## Your assignment
Please set down every entry again exactly as it stands, without the pictures.

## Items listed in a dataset

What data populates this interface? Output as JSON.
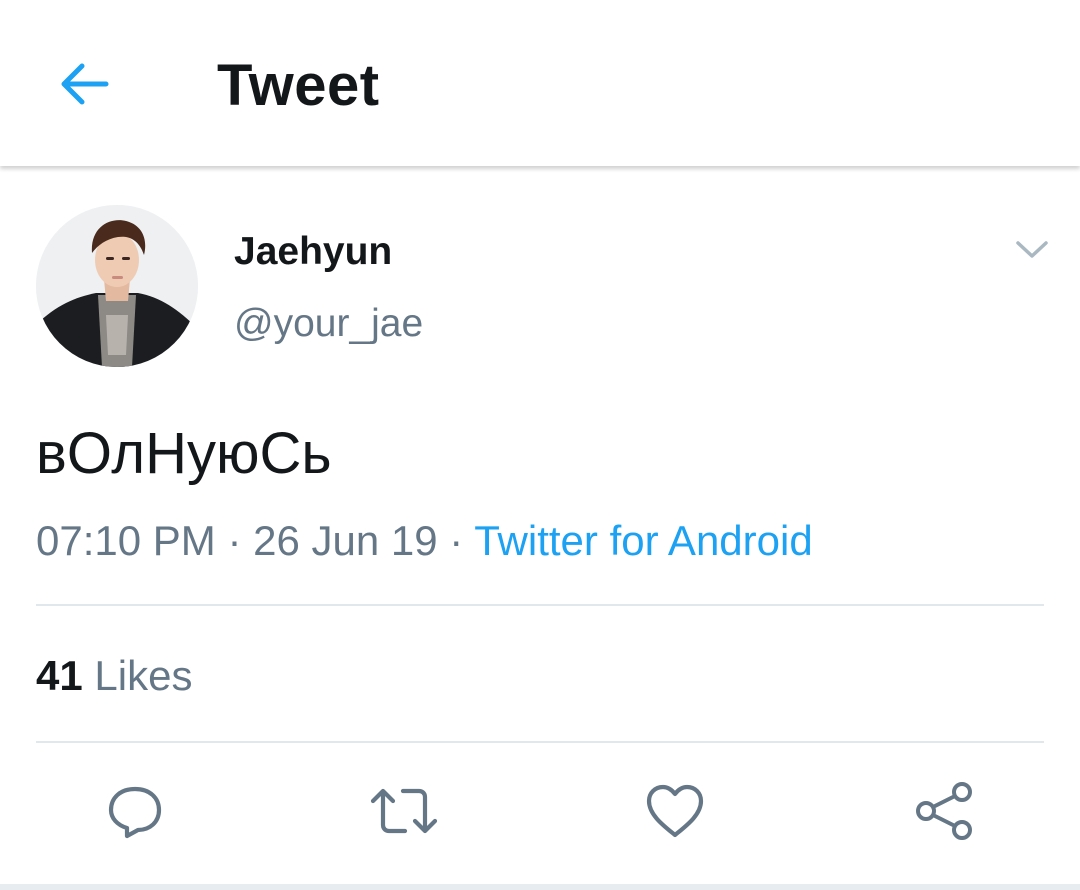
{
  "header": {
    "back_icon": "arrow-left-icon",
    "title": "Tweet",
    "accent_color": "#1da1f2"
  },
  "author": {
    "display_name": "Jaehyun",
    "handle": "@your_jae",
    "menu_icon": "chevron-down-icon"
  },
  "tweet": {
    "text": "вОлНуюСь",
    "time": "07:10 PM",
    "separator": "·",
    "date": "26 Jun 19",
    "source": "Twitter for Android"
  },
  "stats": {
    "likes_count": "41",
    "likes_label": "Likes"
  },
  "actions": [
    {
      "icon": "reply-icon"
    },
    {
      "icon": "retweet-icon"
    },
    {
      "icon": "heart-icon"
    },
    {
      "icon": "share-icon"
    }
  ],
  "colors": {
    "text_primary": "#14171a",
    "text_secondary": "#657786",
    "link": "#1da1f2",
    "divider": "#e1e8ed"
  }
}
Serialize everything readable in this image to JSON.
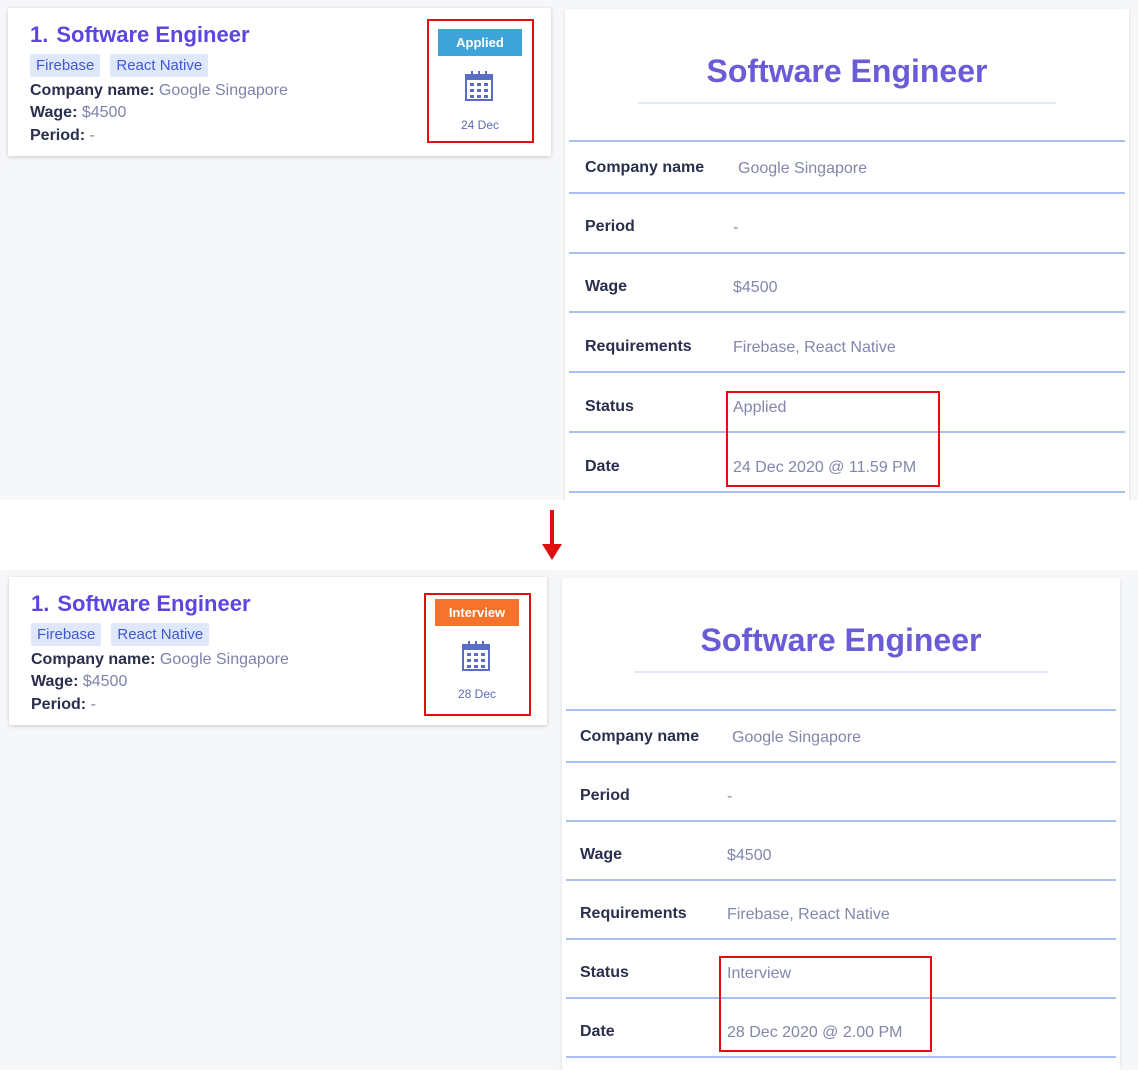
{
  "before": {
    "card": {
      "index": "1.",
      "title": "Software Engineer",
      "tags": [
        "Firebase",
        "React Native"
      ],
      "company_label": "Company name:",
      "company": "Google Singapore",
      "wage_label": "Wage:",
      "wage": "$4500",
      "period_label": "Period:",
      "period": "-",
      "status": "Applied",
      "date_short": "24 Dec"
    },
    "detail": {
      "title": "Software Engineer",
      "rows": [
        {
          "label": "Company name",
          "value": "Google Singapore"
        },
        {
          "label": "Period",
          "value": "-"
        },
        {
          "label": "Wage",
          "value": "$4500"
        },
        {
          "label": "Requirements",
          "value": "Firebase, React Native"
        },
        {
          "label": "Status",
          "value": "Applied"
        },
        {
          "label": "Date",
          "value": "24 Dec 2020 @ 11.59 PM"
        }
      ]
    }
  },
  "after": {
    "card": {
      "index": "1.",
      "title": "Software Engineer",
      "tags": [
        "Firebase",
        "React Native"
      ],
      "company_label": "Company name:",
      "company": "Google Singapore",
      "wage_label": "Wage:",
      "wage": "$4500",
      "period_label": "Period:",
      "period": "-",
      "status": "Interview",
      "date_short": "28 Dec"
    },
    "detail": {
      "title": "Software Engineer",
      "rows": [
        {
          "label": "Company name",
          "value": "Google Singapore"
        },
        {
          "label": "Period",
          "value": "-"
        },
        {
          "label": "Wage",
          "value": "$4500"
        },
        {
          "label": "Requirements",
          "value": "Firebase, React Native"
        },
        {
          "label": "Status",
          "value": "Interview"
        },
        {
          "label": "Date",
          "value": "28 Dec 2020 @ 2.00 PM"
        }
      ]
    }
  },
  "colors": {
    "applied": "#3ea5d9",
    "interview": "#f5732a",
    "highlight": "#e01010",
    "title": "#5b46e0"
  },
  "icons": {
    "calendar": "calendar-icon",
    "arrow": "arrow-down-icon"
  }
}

## Task output
What data populates this interface? Output as JSON.
{
  "header": {
    "back_icon": "arrow-left-icon",
    "title": "Tweet",
    "accent_color": "#1da1f2"
  },
  "author": {
    "display_name": "Jaehyun",
    "handle": "@your_jae",
    "menu_icon": "chevron-down-icon"
  },
  "tweet": {
    "text": "вОлНуюСь",
    "time": "07:10 PM",
    "separator": "·",
    "date": "26 Jun 19",
    "source": "Twitter for Android"
  },
  "stats": {
    "likes_count": "41",
    "likes_label": "Likes"
  },
  "actions": [
    {
      "icon": "reply-icon"
    },
    {
      "icon": "retweet-icon"
    },
    {
      "icon": "heart-icon"
    },
    {
      "icon": "share-icon"
    }
  ],
  "colors": {
    "text_primary": "#14171a",
    "text_secondary": "#657786",
    "link": "#1da1f2",
    "divider": "#e1e8ed"
  }
}
Serialize everything readable in this image to JSON.
{
  "before": {
    "card": {
      "index": "1.",
      "title": "Software Engineer",
      "tags": [
        "Firebase",
        "React Native"
      ],
      "company_label": "Company name:",
      "company": "Google Singapore",
      "wage_label": "Wage:",
      "wage": "$4500",
      "period_label": "Period:",
      "period": "-",
      "status": "Applied",
      "date_short": "24 Dec"
    },
    "detail": {
      "title": "Software Engineer",
      "rows": [
        {
          "label": "Company name",
          "value": "Google Singapore"
        },
        {
          "label": "Period",
          "value": "-"
        },
        {
          "label": "Wage",
          "value": "$4500"
        },
        {
          "label": "Requirements",
          "value": "Firebase, React Native"
        },
        {
          "label": "Status",
          "value": "Applied"
        },
        {
          "label": "Date",
          "value": "24 Dec 2020 @ 11.59 PM"
        }
      ]
    }
  },
  "after": {
    "card": {
      "index": "1.",
      "title": "Software Engineer",
      "tags": [
        "Firebase",
        "React Native"
      ],
      "company_label": "Company name:",
      "company": "Google Singapore",
      "wage_label": "Wage:",
      "wage": "$4500",
      "period_label": "Period:",
      "period": "-",
      "status": "Interview",
      "date_short": "28 Dec"
    },
    "detail": {
      "title": "Software Engineer",
      "rows": [
        {
          "label": "Company name",
          "value": "Google Singapore"
        },
        {
          "label": "Period",
          "value": "-"
        },
        {
          "label": "Wage",
          "value": "$4500"
        },
        {
          "label": "Requirements",
          "value": "Firebase, React Native"
        },
        {
          "label": "Status",
          "value": "Interview"
        },
        {
          "label": "Date",
          "value": "28 Dec 2020 @ 2.00 PM"
        }
      ]
    }
  },
  "colors": {
    "applied": "#3ea5d9",
    "interview": "#f5732a",
    "highlight": "#e01010",
    "title": "#5b46e0"
  },
  "icons": {
    "calendar": "calendar-icon",
    "arrow": "arrow-down-icon"
  }
}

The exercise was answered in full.